- _WHAT TO DO_: Pictures in the records below are skipped; the rest is copied exactly.

- _DATA UNDER STUDY_:

++++++

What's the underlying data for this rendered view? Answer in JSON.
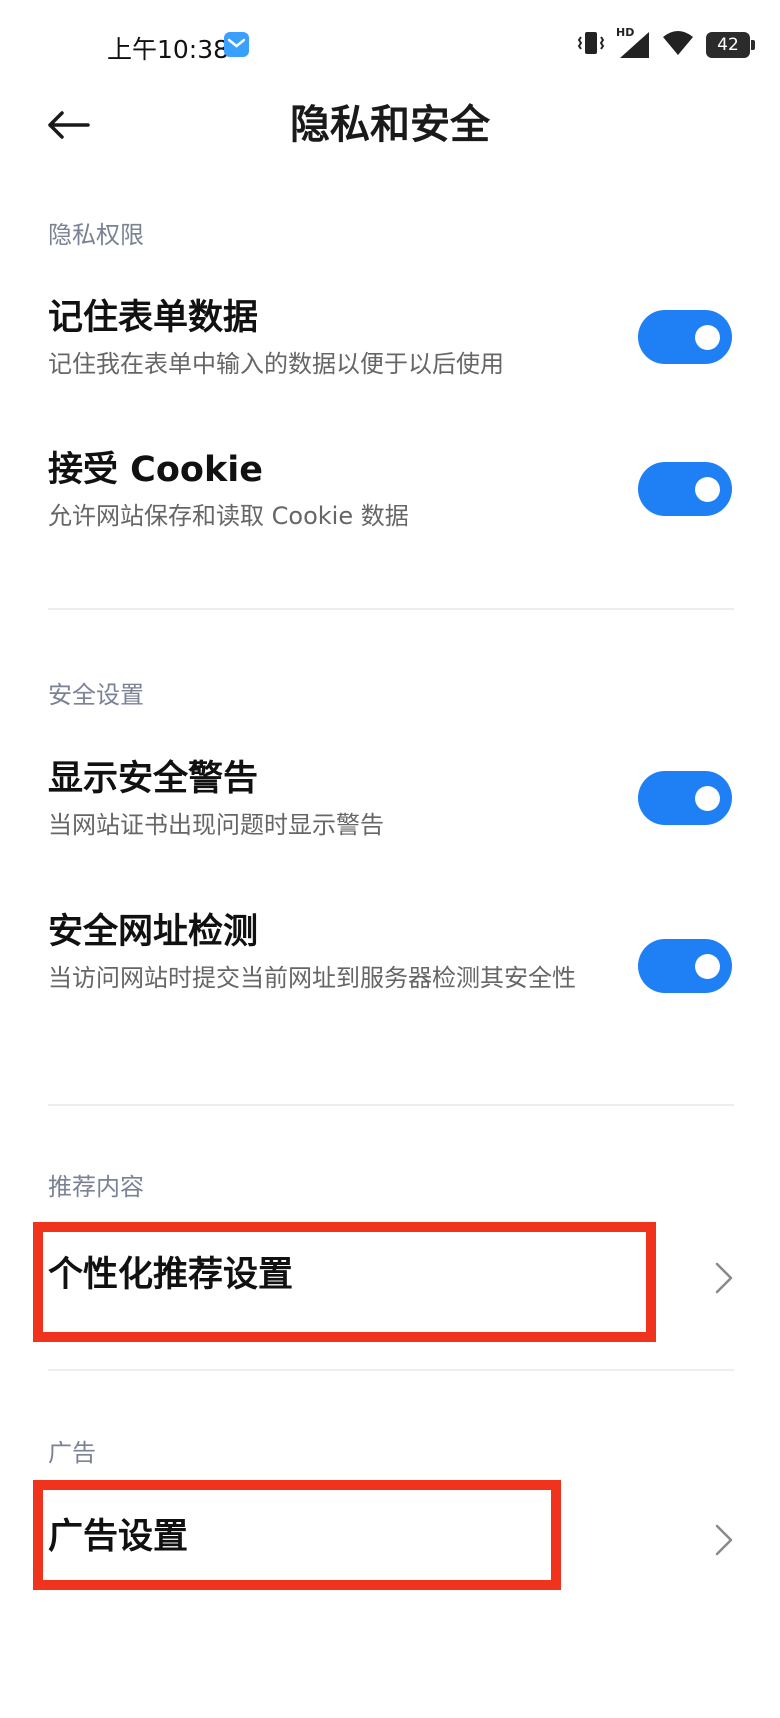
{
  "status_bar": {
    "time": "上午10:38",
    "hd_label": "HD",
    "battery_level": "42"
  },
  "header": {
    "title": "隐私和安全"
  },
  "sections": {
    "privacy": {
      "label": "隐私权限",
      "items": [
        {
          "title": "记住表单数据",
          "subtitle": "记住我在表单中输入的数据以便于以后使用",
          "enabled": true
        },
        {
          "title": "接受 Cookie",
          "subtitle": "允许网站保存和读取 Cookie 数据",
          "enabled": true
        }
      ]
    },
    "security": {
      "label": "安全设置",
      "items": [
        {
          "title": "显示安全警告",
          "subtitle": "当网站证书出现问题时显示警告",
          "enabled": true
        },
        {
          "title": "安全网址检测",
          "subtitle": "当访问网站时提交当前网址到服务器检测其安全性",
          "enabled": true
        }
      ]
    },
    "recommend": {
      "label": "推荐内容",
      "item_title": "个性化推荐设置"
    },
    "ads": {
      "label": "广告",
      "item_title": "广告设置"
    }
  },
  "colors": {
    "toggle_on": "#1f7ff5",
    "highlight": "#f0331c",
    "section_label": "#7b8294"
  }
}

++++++

- _COMPLETED TASK_:
What's the underlying data for this rendered view? Answer in JSON.
{
  "status_bar": {
    "time": "上午10:38",
    "hd_label": "HD",
    "battery_level": "42"
  },
  "header": {
    "title": "隐私和安全"
  },
  "sections": {
    "privacy": {
      "label": "隐私权限",
      "items": [
        {
          "title": "记住表单数据",
          "subtitle": "记住我在表单中输入的数据以便于以后使用",
          "enabled": true
        },
        {
          "title": "接受 Cookie",
          "subtitle": "允许网站保存和读取 Cookie 数据",
          "enabled": true
        }
      ]
    },
    "security": {
      "label": "安全设置",
      "items": [
        {
          "title": "显示安全警告",
          "subtitle": "当网站证书出现问题时显示警告",
          "enabled": true
        },
        {
          "title": "安全网址检测",
          "subtitle": "当访问网站时提交当前网址到服务器检测其安全性",
          "enabled": true
        }
      ]
    },
    "recommend": {
      "label": "推荐内容",
      "item_title": "个性化推荐设置"
    },
    "ads": {
      "label": "广告",
      "item_title": "广告设置"
    }
  },
  "colors": {
    "toggle_on": "#1f7ff5",
    "highlight": "#f0331c",
    "section_label": "#7b8294"
  }
}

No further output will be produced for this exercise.